WARWICKSHIRE police and crime commissioner Ron Ball said proposals for a West Midlands Combined Authority “lack clarity” and raise “significant questions over the implications for policing” in the county.
It comes as Conservative-run Warwickshire County Council is set to raise similar concerns and vote in favour of a preferred option of a Coventry and Warwickshire combined authority – rather than joining the West Midlands model to which Coventry’s Labour leaders are committed.
Warwickshire’s Liberal Democrats have also attacked the proposals as vague and the county’s Greens are sceptical, while it is understood the county’s Labour group may call on county Tory leaders to re-think if the West Midlands Combined Authority is the only real option.
Coventry City Council leaders have ‘in principle’ decided to work towards joining the WMCA with Solihull, Birmingham and black country councils, and say they would favour Warwickshire also joining.
It is understood the leaders of the seven Metropolitan authorities are this week submitting detailed proposals to chancellor George Osborne for what spending powers they seek for the WMCA – with or without an elected mayor which Mr Osborne insists upon if regions are to receive the “full suite of powers”.
Such powers on offer could include powers over housing, transport, economic development, the NHS and policing.
The powers of the police and crime commissioner could be merged into an elected “metro mayor” role at some combined authorities.
Mr Ball described the process as “rushed” and criticised the lack of consultation with the public or other partner organisations.
He said: “Such fundamental changes to democratic arrangements should not be carried out with undue haste and I am concerned that these proposals, despite not being mentioned in the Government manifesto, are gaining a significant head of steam despite the many question marks surrounding them.
“As commissioner, I work very closely with the county, districts and boroughs, so any proposed change to their makeup is very significant to me.
“The discussions over the creation of a new West Midlands Combined Authority raise a number of concerns, regardless of whether councils within Warwickshire decide to opt in or out of such an arrangement.
“There is a considerable lack of clarity on key areas and there is a great deal of confusion – what is being proposed seems to change on an almost daily basis.

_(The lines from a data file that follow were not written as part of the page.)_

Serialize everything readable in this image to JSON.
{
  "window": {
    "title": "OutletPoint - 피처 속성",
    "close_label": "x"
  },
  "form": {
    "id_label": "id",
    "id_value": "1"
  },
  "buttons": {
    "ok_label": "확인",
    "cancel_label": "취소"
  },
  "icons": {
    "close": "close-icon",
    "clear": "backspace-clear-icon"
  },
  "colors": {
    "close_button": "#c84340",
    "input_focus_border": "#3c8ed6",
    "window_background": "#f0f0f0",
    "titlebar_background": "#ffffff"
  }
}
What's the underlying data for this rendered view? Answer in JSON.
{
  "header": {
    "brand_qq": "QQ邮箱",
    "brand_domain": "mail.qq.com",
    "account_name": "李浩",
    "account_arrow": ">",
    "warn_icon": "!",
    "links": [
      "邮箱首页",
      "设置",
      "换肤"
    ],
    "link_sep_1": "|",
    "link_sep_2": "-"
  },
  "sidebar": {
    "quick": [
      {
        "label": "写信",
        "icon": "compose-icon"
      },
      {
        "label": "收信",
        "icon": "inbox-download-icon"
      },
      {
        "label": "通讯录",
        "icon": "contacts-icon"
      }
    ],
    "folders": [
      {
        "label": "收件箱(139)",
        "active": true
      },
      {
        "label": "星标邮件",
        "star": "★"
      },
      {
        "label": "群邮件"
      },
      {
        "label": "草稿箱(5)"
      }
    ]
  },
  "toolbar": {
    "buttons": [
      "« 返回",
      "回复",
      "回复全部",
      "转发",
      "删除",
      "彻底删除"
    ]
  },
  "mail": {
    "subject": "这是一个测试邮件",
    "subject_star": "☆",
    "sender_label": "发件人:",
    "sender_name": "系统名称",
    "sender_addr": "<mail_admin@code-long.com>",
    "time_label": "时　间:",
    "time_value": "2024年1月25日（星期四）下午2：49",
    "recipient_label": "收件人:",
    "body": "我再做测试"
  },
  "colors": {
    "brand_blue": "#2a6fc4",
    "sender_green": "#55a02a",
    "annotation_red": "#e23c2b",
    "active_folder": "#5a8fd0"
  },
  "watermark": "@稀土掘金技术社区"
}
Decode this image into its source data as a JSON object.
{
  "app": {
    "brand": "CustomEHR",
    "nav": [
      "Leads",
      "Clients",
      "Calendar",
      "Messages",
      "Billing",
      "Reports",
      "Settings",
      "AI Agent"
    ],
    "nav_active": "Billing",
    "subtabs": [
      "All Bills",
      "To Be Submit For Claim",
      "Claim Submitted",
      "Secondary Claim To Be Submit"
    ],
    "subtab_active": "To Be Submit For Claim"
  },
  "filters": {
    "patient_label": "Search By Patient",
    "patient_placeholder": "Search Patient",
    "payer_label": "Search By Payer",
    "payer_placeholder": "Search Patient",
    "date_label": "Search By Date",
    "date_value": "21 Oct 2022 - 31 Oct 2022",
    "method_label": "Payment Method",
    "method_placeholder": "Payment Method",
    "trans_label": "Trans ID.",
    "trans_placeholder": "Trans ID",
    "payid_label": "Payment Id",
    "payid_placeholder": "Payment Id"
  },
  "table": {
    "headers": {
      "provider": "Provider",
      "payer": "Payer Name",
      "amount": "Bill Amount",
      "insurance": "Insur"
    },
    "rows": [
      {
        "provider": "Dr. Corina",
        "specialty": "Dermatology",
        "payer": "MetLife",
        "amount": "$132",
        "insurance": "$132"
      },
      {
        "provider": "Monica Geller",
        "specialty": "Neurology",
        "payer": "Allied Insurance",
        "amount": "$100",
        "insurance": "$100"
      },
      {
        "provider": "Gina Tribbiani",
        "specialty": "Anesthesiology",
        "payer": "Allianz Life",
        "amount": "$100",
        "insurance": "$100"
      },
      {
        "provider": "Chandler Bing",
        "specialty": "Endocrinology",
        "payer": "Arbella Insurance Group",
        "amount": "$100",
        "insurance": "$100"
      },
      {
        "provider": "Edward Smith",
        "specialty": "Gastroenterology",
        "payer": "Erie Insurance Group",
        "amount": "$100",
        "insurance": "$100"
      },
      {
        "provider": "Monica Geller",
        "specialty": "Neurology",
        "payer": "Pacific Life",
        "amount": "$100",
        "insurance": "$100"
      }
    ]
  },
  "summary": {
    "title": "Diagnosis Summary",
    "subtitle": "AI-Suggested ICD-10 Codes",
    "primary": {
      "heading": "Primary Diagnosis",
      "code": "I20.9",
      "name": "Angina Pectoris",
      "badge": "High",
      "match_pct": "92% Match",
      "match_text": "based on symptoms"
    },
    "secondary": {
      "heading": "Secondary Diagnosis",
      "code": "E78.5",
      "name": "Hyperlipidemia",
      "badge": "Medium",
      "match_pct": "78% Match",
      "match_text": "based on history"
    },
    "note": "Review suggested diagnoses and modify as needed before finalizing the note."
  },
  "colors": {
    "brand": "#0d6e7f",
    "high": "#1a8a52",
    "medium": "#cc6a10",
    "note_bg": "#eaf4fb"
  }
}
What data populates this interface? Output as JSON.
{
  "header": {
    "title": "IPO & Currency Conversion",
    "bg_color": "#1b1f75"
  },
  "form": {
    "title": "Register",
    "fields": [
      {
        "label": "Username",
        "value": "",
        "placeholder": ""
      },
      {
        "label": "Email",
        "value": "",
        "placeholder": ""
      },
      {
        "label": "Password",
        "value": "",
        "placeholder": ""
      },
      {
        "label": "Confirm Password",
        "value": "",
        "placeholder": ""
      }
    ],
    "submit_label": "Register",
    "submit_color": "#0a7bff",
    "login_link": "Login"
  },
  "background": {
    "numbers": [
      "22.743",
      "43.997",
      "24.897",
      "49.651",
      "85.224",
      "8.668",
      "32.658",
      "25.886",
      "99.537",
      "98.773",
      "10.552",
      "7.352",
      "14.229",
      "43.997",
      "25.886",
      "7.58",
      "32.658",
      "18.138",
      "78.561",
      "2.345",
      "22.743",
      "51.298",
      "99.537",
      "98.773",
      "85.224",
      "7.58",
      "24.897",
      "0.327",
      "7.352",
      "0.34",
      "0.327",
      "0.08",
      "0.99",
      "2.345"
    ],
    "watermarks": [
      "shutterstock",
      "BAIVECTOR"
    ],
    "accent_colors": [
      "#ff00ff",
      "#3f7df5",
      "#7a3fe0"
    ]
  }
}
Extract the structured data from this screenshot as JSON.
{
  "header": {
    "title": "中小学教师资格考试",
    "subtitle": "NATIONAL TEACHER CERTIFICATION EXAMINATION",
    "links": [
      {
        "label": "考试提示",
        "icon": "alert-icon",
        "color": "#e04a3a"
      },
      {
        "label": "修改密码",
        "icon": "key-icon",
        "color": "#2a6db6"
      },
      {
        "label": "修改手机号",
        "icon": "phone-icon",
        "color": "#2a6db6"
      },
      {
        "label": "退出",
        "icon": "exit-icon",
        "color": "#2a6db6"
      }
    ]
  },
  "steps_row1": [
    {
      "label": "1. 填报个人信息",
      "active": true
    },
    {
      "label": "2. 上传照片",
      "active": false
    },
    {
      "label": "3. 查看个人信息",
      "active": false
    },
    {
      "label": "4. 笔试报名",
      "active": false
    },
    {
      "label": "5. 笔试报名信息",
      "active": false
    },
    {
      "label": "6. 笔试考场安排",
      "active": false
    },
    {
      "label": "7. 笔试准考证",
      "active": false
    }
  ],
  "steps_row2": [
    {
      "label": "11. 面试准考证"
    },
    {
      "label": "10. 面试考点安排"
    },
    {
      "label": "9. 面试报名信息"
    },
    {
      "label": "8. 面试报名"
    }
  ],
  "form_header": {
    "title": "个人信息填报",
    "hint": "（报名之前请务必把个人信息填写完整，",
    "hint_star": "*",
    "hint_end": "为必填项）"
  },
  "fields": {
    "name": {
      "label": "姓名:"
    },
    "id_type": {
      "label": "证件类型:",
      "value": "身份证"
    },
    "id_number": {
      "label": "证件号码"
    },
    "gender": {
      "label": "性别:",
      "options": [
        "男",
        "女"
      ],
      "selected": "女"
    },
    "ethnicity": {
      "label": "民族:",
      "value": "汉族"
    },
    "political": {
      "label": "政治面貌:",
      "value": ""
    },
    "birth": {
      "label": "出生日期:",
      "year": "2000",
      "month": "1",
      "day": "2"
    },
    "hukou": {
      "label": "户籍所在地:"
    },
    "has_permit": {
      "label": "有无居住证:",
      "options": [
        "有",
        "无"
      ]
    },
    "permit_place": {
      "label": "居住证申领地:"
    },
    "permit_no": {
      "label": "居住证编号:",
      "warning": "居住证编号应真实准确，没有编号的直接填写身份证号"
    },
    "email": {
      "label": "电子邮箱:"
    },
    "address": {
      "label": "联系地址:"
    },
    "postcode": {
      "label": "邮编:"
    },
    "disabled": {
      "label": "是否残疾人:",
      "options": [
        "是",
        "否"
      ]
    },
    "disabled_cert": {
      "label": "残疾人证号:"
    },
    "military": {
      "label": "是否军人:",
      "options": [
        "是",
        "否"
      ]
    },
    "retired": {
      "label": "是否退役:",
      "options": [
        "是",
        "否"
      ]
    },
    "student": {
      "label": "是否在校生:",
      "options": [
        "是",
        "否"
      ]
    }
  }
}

“My concern is primarily for the effect the creation of such a body would have on policing. If, as seems to be a possibility, a combined authority or a ‘Metro Mayor’ assumes the responsibility for police oversight and governance currently held by police and crime commissioners, how would this work in practice?
“What are the implications for the criminal justice system locally? No one can give a definitive answer.
“If the Warwickshire councils decide to join the West Midlands Combined Authority, the questions over policing governance remain, given that the area would still be served by two forces.
“West Midlands Police and Warwickshire Police have very different policing cultures, borne out of the differences between policing metropolitan and more rural areas, and also have significantly different precepts. How could this be managed? “Equally, how could the residents of Warwickshire be assured of their fair share of resources and democratic say against such a metropolitan bias? Again, no answers appear to be forthcoming.
“I am pleased to hear today of clarification of Stratford District Council’s decision to take an “observer” role rather than membership of the West Midlands Combined Authority while continuing to investigate other options, which does seem to be a far more pragmatic approach.
“While I do favour exploring options with Coventry City Council – which would seem to be a much better fit than the West Midland Combined Authority – there needs to be much greater dialogue going forward.
“To date there has been no consultation with PCCs over the current proposals and neither has the public been able to have any significant say. They must be given a voice and offered meaningful information about the consequences of such a change.”